_Goal of the exercise_: Among the entries below, which lines include the string "JSON"? Show each one.

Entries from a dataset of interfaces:
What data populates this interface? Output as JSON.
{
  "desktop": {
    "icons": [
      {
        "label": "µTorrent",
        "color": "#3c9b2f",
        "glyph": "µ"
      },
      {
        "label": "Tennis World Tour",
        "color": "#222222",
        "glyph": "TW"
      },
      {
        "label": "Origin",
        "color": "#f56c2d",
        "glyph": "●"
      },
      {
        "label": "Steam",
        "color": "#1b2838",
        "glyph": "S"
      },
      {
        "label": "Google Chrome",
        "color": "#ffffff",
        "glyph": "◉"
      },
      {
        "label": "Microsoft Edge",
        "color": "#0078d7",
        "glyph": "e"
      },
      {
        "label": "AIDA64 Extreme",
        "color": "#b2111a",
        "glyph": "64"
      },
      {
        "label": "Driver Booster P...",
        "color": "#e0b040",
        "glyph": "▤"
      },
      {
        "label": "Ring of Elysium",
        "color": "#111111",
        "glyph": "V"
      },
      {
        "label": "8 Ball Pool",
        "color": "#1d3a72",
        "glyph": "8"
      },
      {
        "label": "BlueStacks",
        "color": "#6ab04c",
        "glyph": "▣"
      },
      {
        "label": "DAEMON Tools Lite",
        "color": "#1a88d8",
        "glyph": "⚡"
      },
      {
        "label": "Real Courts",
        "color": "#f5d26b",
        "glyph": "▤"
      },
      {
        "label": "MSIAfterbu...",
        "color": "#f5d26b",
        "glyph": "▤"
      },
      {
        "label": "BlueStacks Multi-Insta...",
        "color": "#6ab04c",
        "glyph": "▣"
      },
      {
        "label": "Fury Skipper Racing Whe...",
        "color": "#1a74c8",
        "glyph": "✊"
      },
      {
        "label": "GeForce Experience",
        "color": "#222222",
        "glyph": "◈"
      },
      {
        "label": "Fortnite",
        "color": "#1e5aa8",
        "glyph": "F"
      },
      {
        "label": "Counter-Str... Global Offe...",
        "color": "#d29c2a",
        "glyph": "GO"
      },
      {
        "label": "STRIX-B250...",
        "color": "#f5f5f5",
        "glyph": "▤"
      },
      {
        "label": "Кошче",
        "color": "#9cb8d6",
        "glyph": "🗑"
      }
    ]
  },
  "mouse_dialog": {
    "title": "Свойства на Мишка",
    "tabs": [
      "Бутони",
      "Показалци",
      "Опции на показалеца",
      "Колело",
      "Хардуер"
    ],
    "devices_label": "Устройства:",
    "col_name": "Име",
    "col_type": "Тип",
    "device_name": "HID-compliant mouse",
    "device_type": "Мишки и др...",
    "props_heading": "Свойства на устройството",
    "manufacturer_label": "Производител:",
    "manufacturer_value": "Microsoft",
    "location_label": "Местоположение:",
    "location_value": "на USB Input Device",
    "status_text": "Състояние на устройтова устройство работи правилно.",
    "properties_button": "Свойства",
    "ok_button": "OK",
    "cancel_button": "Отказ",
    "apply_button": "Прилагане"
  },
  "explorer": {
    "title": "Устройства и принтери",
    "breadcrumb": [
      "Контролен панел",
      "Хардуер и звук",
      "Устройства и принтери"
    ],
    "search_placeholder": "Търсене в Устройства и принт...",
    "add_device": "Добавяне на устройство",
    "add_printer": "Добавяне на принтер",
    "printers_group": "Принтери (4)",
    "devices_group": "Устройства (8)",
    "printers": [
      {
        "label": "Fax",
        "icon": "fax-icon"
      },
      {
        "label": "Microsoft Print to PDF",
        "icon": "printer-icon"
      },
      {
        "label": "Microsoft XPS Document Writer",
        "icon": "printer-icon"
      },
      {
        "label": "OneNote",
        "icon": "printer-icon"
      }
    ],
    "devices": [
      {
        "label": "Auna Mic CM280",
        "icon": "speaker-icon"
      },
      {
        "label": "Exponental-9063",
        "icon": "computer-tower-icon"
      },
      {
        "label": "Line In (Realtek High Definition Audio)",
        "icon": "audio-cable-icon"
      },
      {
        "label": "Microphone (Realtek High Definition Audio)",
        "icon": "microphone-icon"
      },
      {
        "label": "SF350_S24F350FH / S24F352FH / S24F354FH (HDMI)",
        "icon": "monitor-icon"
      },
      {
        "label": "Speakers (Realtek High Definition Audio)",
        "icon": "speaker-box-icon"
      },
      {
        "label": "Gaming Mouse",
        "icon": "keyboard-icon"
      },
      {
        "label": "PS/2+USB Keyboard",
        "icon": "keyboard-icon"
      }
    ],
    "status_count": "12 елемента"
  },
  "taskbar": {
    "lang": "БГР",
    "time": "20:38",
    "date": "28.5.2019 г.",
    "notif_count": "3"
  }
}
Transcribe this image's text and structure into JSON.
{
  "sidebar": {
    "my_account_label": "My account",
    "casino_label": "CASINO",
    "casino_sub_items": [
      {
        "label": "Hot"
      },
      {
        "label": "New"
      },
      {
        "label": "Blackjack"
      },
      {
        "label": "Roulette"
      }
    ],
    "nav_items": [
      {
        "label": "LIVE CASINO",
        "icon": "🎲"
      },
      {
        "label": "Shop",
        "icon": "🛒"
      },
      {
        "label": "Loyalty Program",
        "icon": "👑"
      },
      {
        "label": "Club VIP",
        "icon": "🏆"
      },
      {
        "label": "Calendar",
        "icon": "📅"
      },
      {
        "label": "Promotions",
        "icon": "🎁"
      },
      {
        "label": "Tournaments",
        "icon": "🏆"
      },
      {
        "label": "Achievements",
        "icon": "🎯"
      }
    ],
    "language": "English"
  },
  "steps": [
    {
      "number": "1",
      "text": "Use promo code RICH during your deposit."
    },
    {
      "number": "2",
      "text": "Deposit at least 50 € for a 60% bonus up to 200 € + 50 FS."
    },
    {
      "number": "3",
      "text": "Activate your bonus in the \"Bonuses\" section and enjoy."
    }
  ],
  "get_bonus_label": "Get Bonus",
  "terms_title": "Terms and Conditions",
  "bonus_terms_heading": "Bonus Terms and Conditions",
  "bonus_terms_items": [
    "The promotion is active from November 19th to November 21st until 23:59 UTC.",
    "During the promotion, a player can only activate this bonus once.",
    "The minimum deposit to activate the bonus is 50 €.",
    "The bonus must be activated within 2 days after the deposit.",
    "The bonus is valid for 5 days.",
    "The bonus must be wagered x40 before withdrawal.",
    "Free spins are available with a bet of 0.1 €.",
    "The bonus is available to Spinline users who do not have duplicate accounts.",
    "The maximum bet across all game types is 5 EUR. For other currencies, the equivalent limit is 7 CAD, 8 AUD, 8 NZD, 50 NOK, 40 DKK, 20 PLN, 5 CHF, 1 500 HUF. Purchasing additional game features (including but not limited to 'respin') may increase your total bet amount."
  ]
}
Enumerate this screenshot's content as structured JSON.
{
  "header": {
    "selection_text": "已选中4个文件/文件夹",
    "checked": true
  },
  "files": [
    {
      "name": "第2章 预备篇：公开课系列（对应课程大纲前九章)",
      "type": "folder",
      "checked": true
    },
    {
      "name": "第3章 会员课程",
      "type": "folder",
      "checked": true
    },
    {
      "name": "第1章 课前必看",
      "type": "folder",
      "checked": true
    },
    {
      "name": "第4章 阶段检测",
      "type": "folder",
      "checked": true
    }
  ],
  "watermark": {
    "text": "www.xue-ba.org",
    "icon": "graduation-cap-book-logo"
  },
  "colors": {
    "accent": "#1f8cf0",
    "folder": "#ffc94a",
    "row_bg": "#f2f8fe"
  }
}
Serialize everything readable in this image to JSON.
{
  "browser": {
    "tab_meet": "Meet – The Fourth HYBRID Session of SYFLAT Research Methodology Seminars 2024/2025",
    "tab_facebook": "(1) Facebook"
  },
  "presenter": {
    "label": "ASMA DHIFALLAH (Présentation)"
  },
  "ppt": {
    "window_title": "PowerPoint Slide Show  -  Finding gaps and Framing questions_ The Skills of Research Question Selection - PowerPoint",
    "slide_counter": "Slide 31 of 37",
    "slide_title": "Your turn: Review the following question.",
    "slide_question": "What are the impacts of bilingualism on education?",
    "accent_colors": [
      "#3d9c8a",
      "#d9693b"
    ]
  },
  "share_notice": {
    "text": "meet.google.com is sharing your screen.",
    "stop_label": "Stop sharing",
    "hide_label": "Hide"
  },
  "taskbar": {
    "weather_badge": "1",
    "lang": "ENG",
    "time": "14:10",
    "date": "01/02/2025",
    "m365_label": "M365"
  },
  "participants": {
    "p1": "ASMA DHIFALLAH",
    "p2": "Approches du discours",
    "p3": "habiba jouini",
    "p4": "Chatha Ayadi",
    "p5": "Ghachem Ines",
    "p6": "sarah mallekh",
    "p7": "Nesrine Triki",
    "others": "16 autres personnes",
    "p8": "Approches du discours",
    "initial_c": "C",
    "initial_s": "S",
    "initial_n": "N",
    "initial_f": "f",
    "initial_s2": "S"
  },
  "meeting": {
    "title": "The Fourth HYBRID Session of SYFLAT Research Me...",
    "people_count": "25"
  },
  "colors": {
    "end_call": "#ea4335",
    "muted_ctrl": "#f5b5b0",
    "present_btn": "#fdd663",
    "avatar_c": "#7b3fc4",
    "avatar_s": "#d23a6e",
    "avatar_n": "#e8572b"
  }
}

_Problem solution_:
What data populates this interface? Output as JSON.
Transcribe this image's text and structure into JSON.
Enumerate this screenshot's content as structured JSON.
Serialize everything readable in this image to JSON.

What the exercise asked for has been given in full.